- Activity
Should an entry contain an image, leave the image out and repeat the entry's text exactly.

··· Data records

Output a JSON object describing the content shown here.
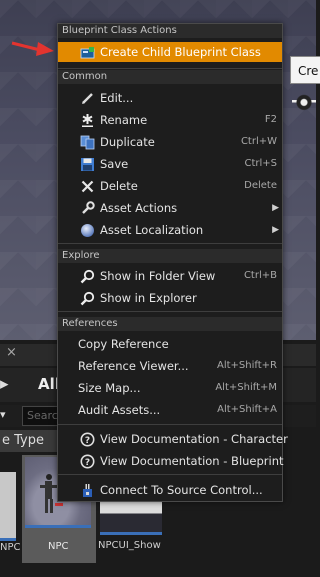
{
  "background": {
    "viewport_tooltip": "Cre",
    "tab_close": "×",
    "path_arrow": "▸",
    "path_text": "All",
    "filter_dropdown": "▾",
    "search_placeholder": "Searc",
    "type_pill": "e Type",
    "assets": [
      {
        "name": "NPC"
      },
      {
        "name": "NPC"
      },
      {
        "name": "NPCUI_Show"
      }
    ]
  },
  "menu": {
    "sections": {
      "blueprint": "Blueprint Class Actions",
      "common": "Common",
      "explore": "Explore",
      "references": "References"
    },
    "blueprint_items": [
      {
        "label": "Create Child Blueprint Class",
        "icon": "blueprint-icon"
      }
    ],
    "common_items": [
      {
        "label": "Edit...",
        "icon": "edit-pencil-icon"
      },
      {
        "label": "Rename",
        "shortcut": "F2",
        "icon": "rename-asterisk-icon"
      },
      {
        "label": "Duplicate",
        "shortcut": "Ctrl+W",
        "icon": "duplicate-icon"
      },
      {
        "label": "Save",
        "shortcut": "Ctrl+S",
        "icon": "save-floppy-icon"
      },
      {
        "label": "Delete",
        "shortcut": "Delete",
        "icon": "delete-x-icon"
      },
      {
        "label": "Asset Actions",
        "submenu": "▶",
        "icon": "wrench-icon"
      },
      {
        "label": "Asset Localization",
        "submenu": "▶",
        "icon": "globe-icon"
      }
    ],
    "explore_items": [
      {
        "label": "Show in Folder View",
        "shortcut": "Ctrl+B",
        "icon": "magnifier-icon"
      },
      {
        "label": "Show in Explorer",
        "icon": "magnifier-icon"
      }
    ],
    "reference_items": [
      {
        "label": "Copy Reference"
      },
      {
        "label": "Reference Viewer...",
        "shortcut": "Alt+Shift+R"
      },
      {
        "label": "Size Map...",
        "shortcut": "Alt+Shift+M"
      },
      {
        "label": "Audit Assets...",
        "shortcut": "Alt+Shift+A"
      }
    ],
    "doc_items": [
      {
        "label": "View Documentation - Character",
        "icon": "help-circle-icon"
      },
      {
        "label": "View Documentation - Blueprint",
        "icon": "help-circle-icon"
      }
    ],
    "source_items": [
      {
        "label": "Connect To Source Control...",
        "icon": "source-control-icon"
      }
    ]
  },
  "colors": {
    "highlight": "#e28a00",
    "arrow": "#e3342f",
    "selection_bar": "#3a6fb8"
  }
}
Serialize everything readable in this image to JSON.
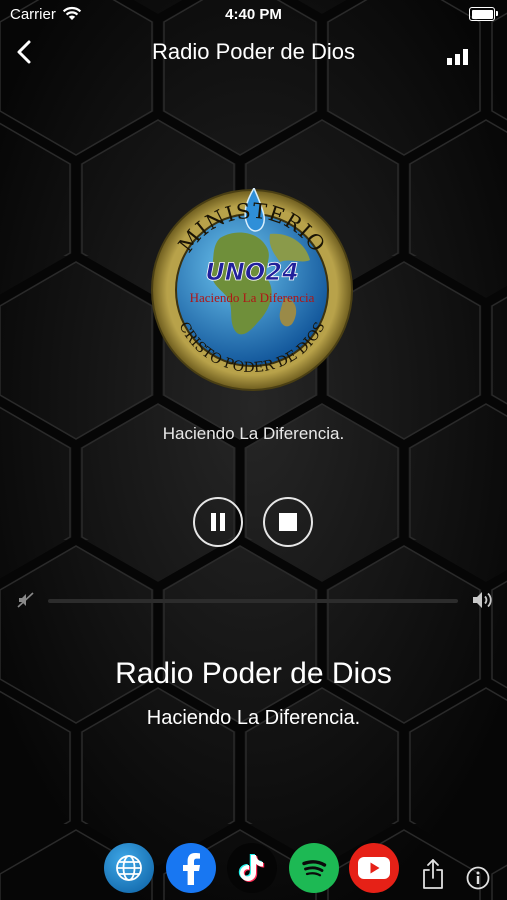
{
  "status_bar": {
    "carrier": "Carrier",
    "time": "4:40 PM"
  },
  "nav": {
    "title": "Radio Poder de Dios"
  },
  "logo": {
    "arc_top": "MINISTERIO",
    "brand": "UNO24",
    "slogan": "Haciendo La Diferencia",
    "arc_bottom": "CRISTO PODER DE DIOS"
  },
  "now_playing": {
    "subtitle": "Haciendo La Diferencia."
  },
  "player": {
    "volume_level": 0
  },
  "station": {
    "name": "Radio Poder de Dios",
    "tagline": "Haciendo La Diferencia."
  },
  "social": [
    "website-icon",
    "facebook-icon",
    "tiktok-icon",
    "spotify-icon",
    "youtube-icon"
  ],
  "colors": {
    "background": "#0c0c0c",
    "text": "#ffffff",
    "facebook": "#1877f2",
    "spotify": "#1db954",
    "youtube": "#e62117"
  }
}
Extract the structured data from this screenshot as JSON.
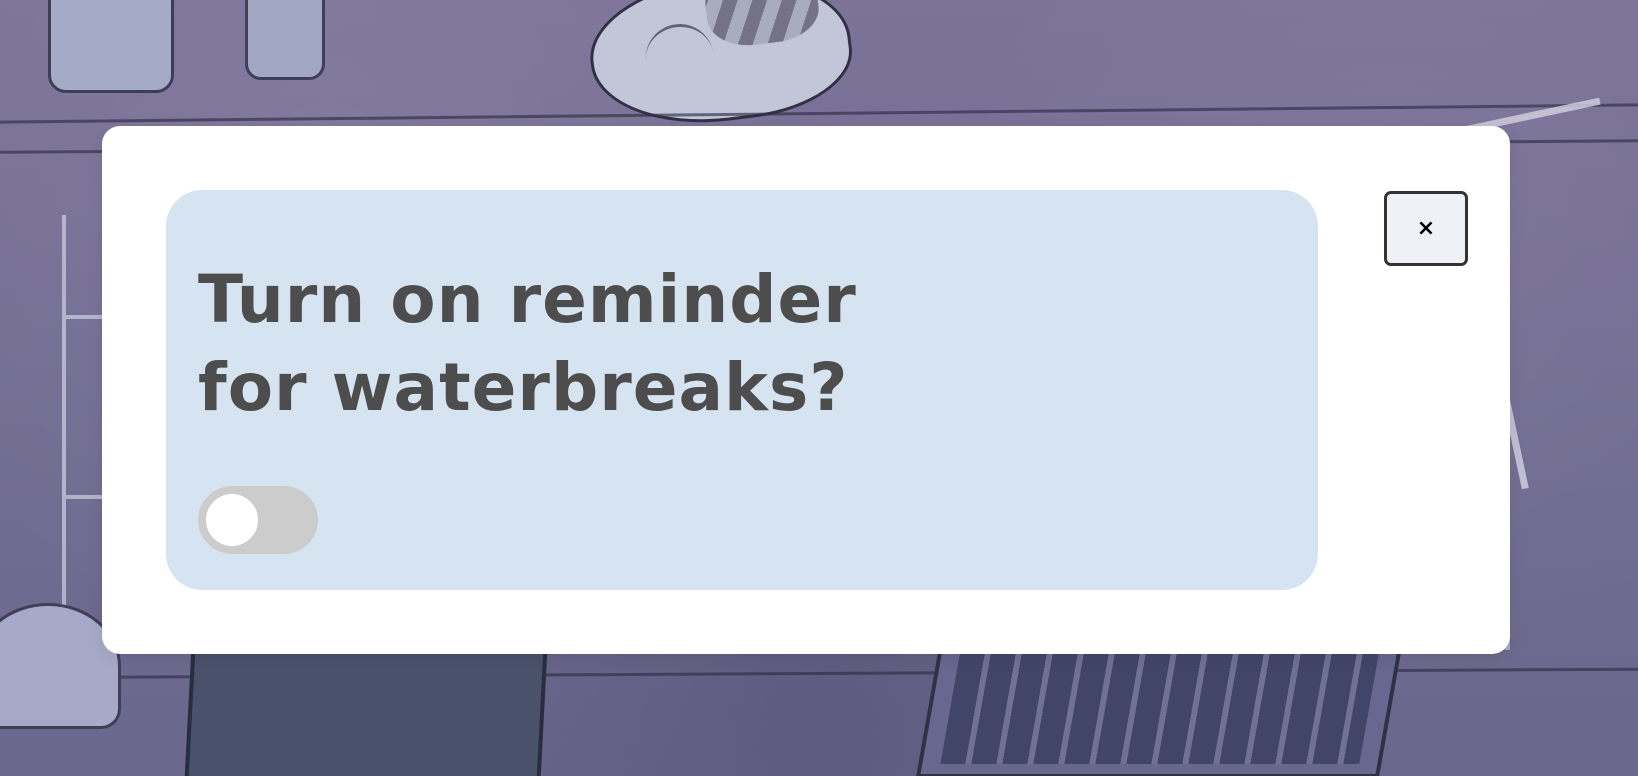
{
  "modal": {
    "reminder_prompt": "Turn on reminder for waterbreaks?",
    "toggle_state": "off",
    "close_button": {
      "icon": "×"
    }
  },
  "colors": {
    "modal_background": "#ffffff",
    "card_background": "#d6e4f1",
    "text": "#4d4d4d",
    "toggle_track": "#cccccc",
    "toggle_knob": "#ffffff",
    "close_button_background": "#eef2f7",
    "close_button_border": "#333333"
  },
  "icons": {
    "close": "close-icon"
  }
}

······

- Exercise result
Output a JSON object describing the content shown here.
{
  "background": {
    "viewport_tooltip": "Cre",
    "tab_close": "×",
    "path_arrow": "▸",
    "path_text": "All",
    "filter_dropdown": "▾",
    "search_placeholder": "Searc",
    "type_pill": "e Type",
    "assets": [
      {
        "name": "NPC"
      },
      {
        "name": "NPC"
      },
      {
        "name": "NPCUI_Show"
      }
    ]
  },
  "menu": {
    "sections": {
      "blueprint": "Blueprint Class Actions",
      "common": "Common",
      "explore": "Explore",
      "references": "References"
    },
    "blueprint_items": [
      {
        "label": "Create Child Blueprint Class",
        "icon": "blueprint-icon"
      }
    ],
    "common_items": [
      {
        "label": "Edit...",
        "icon": "edit-pencil-icon"
      },
      {
        "label": "Rename",
        "shortcut": "F2",
        "icon": "rename-asterisk-icon"
      },
      {
        "label": "Duplicate",
        "shortcut": "Ctrl+W",
        "icon": "duplicate-icon"
      },
      {
        "label": "Save",
        "shortcut": "Ctrl+S",
        "icon": "save-floppy-icon"
      },
      {
        "label": "Delete",
        "shortcut": "Delete",
        "icon": "delete-x-icon"
      },
      {
        "label": "Asset Actions",
        "submenu": "▶",
        "icon": "wrench-icon"
      },
      {
        "label": "Asset Localization",
        "submenu": "▶",
        "icon": "globe-icon"
      }
    ],
    "explore_items": [
      {
        "label": "Show in Folder View",
        "shortcut": "Ctrl+B",
        "icon": "magnifier-icon"
      },
      {
        "label": "Show in Explorer",
        "icon": "magnifier-icon"
      }
    ],
    "reference_items": [
      {
        "label": "Copy Reference"
      },
      {
        "label": "Reference Viewer...",
        "shortcut": "Alt+Shift+R"
      },
      {
        "label": "Size Map...",
        "shortcut": "Alt+Shift+M"
      },
      {
        "label": "Audit Assets...",
        "shortcut": "Alt+Shift+A"
      }
    ],
    "doc_items": [
      {
        "label": "View Documentation - Character",
        "icon": "help-circle-icon"
      },
      {
        "label": "View Documentation - Blueprint",
        "icon": "help-circle-icon"
      }
    ],
    "source_items": [
      {
        "label": "Connect To Source Control...",
        "icon": "source-control-icon"
      }
    ]
  },
  "colors": {
    "highlight": "#e28a00",
    "arrow": "#e3342f",
    "selection_bar": "#3a6fb8"
  }
}
Serialize everything readable in this image to JSON.
{
  "status_bar": {
    "carrier": "Carrier",
    "time": "4:40 PM"
  },
  "nav": {
    "title": "Radio Poder de Dios"
  },
  "logo": {
    "arc_top": "MINISTERIO",
    "brand": "UNO24",
    "slogan": "Haciendo La Diferencia",
    "arc_bottom": "CRISTO PODER DE DIOS"
  },
  "now_playing": {
    "subtitle": "Haciendo La Diferencia."
  },
  "player": {
    "volume_level": 0
  },
  "station": {
    "name": "Radio Poder de Dios",
    "tagline": "Haciendo La Diferencia."
  },
  "social": [
    "website-icon",
    "facebook-icon",
    "tiktok-icon",
    "spotify-icon",
    "youtube-icon"
  ],
  "colors": {
    "background": "#0c0c0c",
    "text": "#ffffff",
    "facebook": "#1877f2",
    "spotify": "#1db954",
    "youtube": "#e62117"
  }
}
Extract the structured data from this screenshot as JSON.
{
  "modal": {
    "reminder_prompt": "Turn on reminder for waterbreaks?",
    "toggle_state": "off",
    "close_button": {
      "icon": "×"
    }
  },
  "colors": {
    "modal_background": "#ffffff",
    "card_background": "#d6e4f1",
    "text": "#4d4d4d",
    "toggle_track": "#cccccc",
    "toggle_knob": "#ffffff",
    "close_button_background": "#eef2f7",
    "close_button_border": "#333333"
  },
  "icons": {
    "close": "close-icon"
  }
}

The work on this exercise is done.